I think it’s Selina Kyle, not Bane, who comes closest to truly seeking an alternative to the socio-economic system that has run and ruined Gotham. If the film is in anway connected to the Occupy movement (and it has been suggested that it taps into that), it comes in the kind of storm she’s looking for – one that enables you to shed the negative ties of a past where you had to do certain things to survive, one that creates a system where it’s not the case that, ‘The rich don’t even go broke like the rest of us,’ – as she says to Bruce when he tells her that he may be bankrupt, but he’s going to get to keep the house. And it’s something that Bruce is open to, as he’s sympathetic to her, as he wants a future where he doesn’t have to be the playboy millionaire or the viligante Batman.
O’Hehrir, meanwhile, is looking at the first two films as offering the critique of an inside-outsider (Nolan being an Anglo-American, with English sensibilities living and working in Hollywood) on an American ideology of individual will and individual heroism, of the individual’s ability to change the future. Batman Begins begins (duh) Bruce Wayne’s attempt to make his city a better place to live in, and The Dark Knight shows how far you have to go to even begin to make that happen, as the Joker pushes him to rendition, sophie’s-choices, and cell phone surveillance in an attempt to restore order. At least one of my friends has said that he actually didn’t like The Dark Knight because he felt it asked you to empathise with a hero who would do things that *he* thinks are wrong, even if you do have good intentions and destroy the technology afterwards (and even if you do have a converstation – with Lucius Fox – acknowledging the problem). In The Dark Knight Rises, Nolan acknowledges that again in a conversation between Alfred and Bruce about when a particular tool is a useful tool and when it is a weapon – and whether a skilled individual should risk the helpful tools he has created falling into misuse by making them available to the government and police.

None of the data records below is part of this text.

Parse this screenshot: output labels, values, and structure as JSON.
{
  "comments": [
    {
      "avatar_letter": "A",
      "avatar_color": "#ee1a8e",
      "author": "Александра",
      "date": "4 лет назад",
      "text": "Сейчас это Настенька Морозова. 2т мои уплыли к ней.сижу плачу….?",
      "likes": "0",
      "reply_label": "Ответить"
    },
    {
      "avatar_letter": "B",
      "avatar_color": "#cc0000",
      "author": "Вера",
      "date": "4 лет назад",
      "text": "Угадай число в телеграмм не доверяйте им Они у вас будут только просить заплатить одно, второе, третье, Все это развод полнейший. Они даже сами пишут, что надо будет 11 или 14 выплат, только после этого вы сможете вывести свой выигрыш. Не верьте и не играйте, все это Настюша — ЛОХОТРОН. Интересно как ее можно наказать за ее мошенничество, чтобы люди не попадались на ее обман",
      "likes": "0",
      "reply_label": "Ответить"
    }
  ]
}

But it’s a tension Nolan can’t get away from – that the idea of Batman and superhero stories can’t get away from (heck, it’s the basis of Watchman, after all) – because he can’t get away from the fact that he’s making a multi-million dollar superhero franchise movie that is one of summer’s major entertainments. And I don’t think he wants to, really. Nolan may entertain by going at you primarily through the head rather than the heart, but he still wants to entertain you by telling you a really strong, smart, story. I think he wants to tread the lines between the Frank Millar Batman and the Alan Moore critique. To entertain you, but to make you think about what it is you’re being entertained by.